(What this task involves): A word-for-word reproduction of the data below is needed, with no pictures in it.

# # # # # # #

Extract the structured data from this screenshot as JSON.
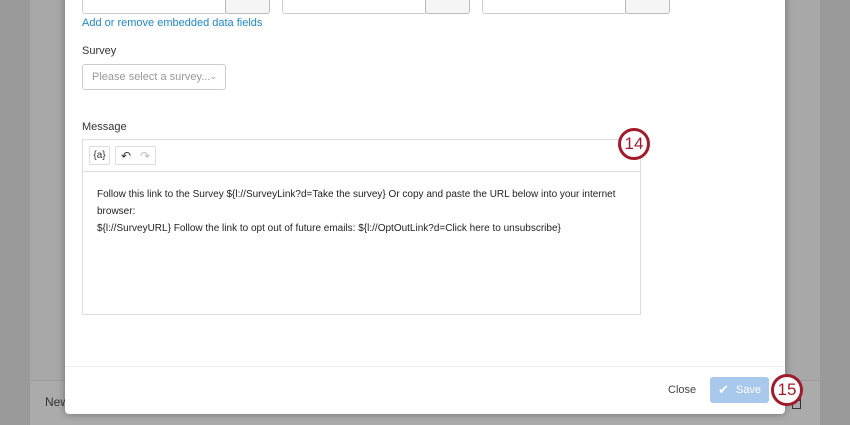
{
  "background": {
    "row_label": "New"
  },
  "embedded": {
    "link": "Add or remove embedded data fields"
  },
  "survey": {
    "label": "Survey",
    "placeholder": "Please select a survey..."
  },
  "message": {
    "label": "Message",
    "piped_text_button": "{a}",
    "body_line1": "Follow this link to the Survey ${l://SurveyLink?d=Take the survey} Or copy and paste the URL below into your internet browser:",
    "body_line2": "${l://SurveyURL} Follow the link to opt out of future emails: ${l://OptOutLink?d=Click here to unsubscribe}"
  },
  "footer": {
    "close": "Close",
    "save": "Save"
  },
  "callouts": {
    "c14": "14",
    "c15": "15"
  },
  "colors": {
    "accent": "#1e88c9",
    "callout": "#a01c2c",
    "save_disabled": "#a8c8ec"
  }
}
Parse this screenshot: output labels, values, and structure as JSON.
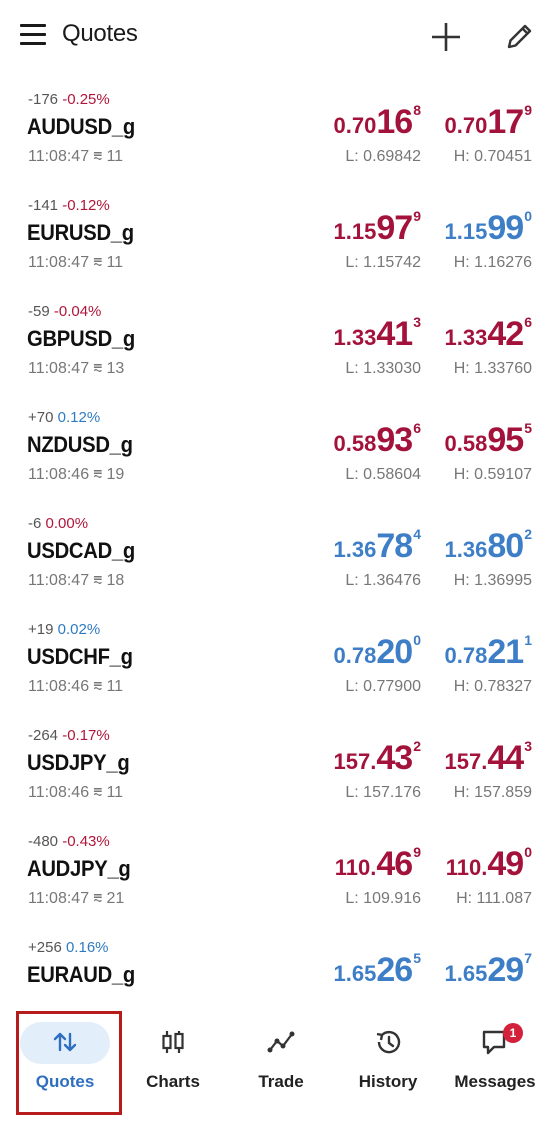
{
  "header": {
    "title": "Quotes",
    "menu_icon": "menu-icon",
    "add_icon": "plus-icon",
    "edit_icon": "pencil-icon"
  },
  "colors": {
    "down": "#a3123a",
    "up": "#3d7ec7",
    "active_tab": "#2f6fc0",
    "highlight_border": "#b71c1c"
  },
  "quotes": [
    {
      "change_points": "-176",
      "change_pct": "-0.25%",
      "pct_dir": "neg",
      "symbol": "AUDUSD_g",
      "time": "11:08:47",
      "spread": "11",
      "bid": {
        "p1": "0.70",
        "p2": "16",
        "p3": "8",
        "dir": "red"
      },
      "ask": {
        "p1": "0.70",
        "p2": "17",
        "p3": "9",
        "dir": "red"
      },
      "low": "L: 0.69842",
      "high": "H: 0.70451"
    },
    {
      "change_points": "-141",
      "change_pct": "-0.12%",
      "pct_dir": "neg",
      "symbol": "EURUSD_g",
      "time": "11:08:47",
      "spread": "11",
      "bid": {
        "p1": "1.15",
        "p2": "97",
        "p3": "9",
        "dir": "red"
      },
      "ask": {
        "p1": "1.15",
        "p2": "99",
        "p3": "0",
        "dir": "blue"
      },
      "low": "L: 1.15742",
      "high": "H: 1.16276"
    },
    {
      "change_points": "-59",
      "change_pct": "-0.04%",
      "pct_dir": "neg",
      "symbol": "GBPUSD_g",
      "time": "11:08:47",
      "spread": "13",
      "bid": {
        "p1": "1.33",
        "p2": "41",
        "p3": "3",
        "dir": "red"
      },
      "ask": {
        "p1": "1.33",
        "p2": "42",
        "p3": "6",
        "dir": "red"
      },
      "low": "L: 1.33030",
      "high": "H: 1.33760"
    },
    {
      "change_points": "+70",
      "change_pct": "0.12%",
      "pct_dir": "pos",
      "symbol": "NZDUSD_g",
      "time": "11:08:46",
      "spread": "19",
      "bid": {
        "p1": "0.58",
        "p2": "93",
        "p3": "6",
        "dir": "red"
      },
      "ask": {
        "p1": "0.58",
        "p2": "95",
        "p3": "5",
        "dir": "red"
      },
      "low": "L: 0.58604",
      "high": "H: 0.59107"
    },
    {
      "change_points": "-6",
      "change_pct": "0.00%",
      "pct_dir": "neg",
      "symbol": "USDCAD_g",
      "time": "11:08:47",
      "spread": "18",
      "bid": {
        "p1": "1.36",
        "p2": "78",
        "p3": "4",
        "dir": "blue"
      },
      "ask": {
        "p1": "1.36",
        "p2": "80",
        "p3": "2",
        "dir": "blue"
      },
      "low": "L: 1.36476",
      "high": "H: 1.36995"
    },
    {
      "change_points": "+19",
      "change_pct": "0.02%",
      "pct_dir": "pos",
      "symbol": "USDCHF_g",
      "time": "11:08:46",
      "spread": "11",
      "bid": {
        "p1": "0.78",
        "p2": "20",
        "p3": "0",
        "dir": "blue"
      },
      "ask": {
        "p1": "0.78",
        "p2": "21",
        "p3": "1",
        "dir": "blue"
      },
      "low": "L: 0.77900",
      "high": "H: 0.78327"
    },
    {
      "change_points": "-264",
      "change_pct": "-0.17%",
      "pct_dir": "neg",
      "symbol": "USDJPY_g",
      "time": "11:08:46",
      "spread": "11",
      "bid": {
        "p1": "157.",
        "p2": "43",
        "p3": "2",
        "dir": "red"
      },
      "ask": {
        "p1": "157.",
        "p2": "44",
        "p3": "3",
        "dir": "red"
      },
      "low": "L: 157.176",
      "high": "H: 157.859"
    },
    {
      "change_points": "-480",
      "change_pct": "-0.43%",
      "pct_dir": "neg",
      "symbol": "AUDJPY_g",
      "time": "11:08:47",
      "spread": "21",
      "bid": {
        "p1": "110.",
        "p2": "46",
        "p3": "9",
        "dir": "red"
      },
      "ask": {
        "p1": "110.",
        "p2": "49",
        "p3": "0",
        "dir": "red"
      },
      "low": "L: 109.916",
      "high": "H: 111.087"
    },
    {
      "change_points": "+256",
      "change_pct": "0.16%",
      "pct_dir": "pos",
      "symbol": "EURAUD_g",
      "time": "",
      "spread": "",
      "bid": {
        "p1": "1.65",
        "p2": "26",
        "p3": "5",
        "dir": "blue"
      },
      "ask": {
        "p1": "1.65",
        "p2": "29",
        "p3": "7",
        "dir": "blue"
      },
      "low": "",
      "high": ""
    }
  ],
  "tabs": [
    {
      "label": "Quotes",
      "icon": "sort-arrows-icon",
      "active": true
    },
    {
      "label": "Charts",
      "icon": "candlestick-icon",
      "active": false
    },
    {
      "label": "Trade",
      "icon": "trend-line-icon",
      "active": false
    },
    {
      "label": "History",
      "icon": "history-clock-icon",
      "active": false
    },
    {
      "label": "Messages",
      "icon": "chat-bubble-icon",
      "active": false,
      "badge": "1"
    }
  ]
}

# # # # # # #

(Result for this task):
Extract the structured data from this screenshot as JSON.
{
  "background": {
    "row_label": "New"
  },
  "embedded": {
    "link": "Add or remove embedded data fields"
  },
  "survey": {
    "label": "Survey",
    "placeholder": "Please select a survey..."
  },
  "message": {
    "label": "Message",
    "piped_text_button": "{a}",
    "body_line1": "Follow this link to the Survey ${l://SurveyLink?d=Take the survey} Or copy and paste the URL below into your internet browser:",
    "body_line2": "${l://SurveyURL} Follow the link to opt out of future emails: ${l://OptOutLink?d=Click here to unsubscribe}"
  },
  "footer": {
    "close": "Close",
    "save": "Save"
  },
  "callouts": {
    "c14": "14",
    "c15": "15"
  },
  "colors": {
    "accent": "#1e88c9",
    "callout": "#a01c2c",
    "save_disabled": "#a8c8ec"
  }
}
Parse this screenshot: output labels, values, and structure as JSON.
{
  "header": {
    "title": "Quotes",
    "menu_icon": "menu-icon",
    "add_icon": "plus-icon",
    "edit_icon": "pencil-icon"
  },
  "colors": {
    "down": "#a3123a",
    "up": "#3d7ec7",
    "active_tab": "#2f6fc0",
    "highlight_border": "#b71c1c"
  },
  "quotes": [
    {
      "change_points": "-176",
      "change_pct": "-0.25%",
      "pct_dir": "neg",
      "symbol": "AUDUSD_g",
      "time": "11:08:47",
      "spread": "11",
      "bid": {
        "p1": "0.70",
        "p2": "16",
        "p3": "8",
        "dir": "red"
      },
      "ask": {
        "p1": "0.70",
        "p2": "17",
        "p3": "9",
        "dir": "red"
      },
      "low": "L: 0.69842",
      "high": "H: 0.70451"
    },
    {
      "change_points": "-141",
      "change_pct": "-0.12%",
      "pct_dir": "neg",
      "symbol": "EURUSD_g",
      "time": "11:08:47",
      "spread": "11",
      "bid": {
        "p1": "1.15",
        "p2": "97",
        "p3": "9",
        "dir": "red"
      },
      "ask": {
        "p1": "1.15",
        "p2": "99",
        "p3": "0",
        "dir": "blue"
      },
      "low": "L: 1.15742",
      "high": "H: 1.16276"
    },
    {
      "change_points": "-59",
      "change_pct": "-0.04%",
      "pct_dir": "neg",
      "symbol": "GBPUSD_g",
      "time": "11:08:47",
      "spread": "13",
      "bid": {
        "p1": "1.33",
        "p2": "41",
        "p3": "3",
        "dir": "red"
      },
      "ask": {
        "p1": "1.33",
        "p2": "42",
        "p3": "6",
        "dir": "red"
      },
      "low": "L: 1.33030",
      "high": "H: 1.33760"
    },
    {
      "change_points": "+70",
      "change_pct": "0.12%",
      "pct_dir": "pos",
      "symbol": "NZDUSD_g",
      "time": "11:08:46",
      "spread": "19",
      "bid": {
        "p1": "0.58",
        "p2": "93",
        "p3": "6",
        "dir": "red"
      },
      "ask": {
        "p1": "0.58",
        "p2": "95",
        "p3": "5",
        "dir": "red"
      },
      "low": "L: 0.58604",
      "high": "H: 0.59107"
    },
    {
      "change_points": "-6",
      "change_pct": "0.00%",
      "pct_dir": "neg",
      "symbol": "USDCAD_g",
      "time": "11:08:47",
      "spread": "18",
      "bid": {
        "p1": "1.36",
        "p2": "78",
        "p3": "4",
        "dir": "blue"
      },
      "ask": {
        "p1": "1.36",
        "p2": "80",
        "p3": "2",
        "dir": "blue"
      },
      "low": "L: 1.36476",
      "high": "H: 1.36995"
    },
    {
      "change_points": "+19",
      "change_pct": "0.02%",
      "pct_dir": "pos",
      "symbol": "USDCHF_g",
      "time": "11:08:46",
      "spread": "11",
      "bid": {
        "p1": "0.78",
        "p2": "20",
        "p3": "0",
        "dir": "blue"
      },
      "ask": {
        "p1": "0.78",
        "p2": "21",
        "p3": "1",
        "dir": "blue"
      },
      "low": "L: 0.77900",
      "high": "H: 0.78327"
    },
    {
      "change_points": "-264",
      "change_pct": "-0.17%",
      "pct_dir": "neg",
      "symbol": "USDJPY_g",
      "time": "11:08:46",
      "spread": "11",
      "bid": {
        "p1": "157.",
        "p2": "43",
        "p3": "2",
        "dir": "red"
      },
      "ask": {
        "p1": "157.",
        "p2": "44",
        "p3": "3",
        "dir": "red"
      },
      "low": "L: 157.176",
      "high": "H: 157.859"
    },
    {
      "change_points": "-480",
      "change_pct": "-0.43%",
      "pct_dir": "neg",
      "symbol": "AUDJPY_g",
      "time": "11:08:47",
      "spread": "21",
      "bid": {
        "p1": "110.",
        "p2": "46",
        "p3": "9",
        "dir": "red"
      },
      "ask": {
        "p1": "110.",
        "p2": "49",
        "p3": "0",
        "dir": "red"
      },
      "low": "L: 109.916",
      "high": "H: 111.087"
    },
    {
      "change_points": "+256",
      "change_pct": "0.16%",
      "pct_dir": "pos",
      "symbol": "EURAUD_g",
      "time": "",
      "spread": "",
      "bid": {
        "p1": "1.65",
        "p2": "26",
        "p3": "5",
        "dir": "blue"
      },
      "ask": {
        "p1": "1.65",
        "p2": "29",
        "p3": "7",
        "dir": "blue"
      },
      "low": "",
      "high": ""
    }
  ],
  "tabs": [
    {
      "label": "Quotes",
      "icon": "sort-arrows-icon",
      "active": true
    },
    {
      "label": "Charts",
      "icon": "candlestick-icon",
      "active": false
    },
    {
      "label": "Trade",
      "icon": "trend-line-icon",
      "active": false
    },
    {
      "label": "History",
      "icon": "history-clock-icon",
      "active": false
    },
    {
      "label": "Messages",
      "icon": "chat-bubble-icon",
      "active": false,
      "badge": "1"
    }
  ]
}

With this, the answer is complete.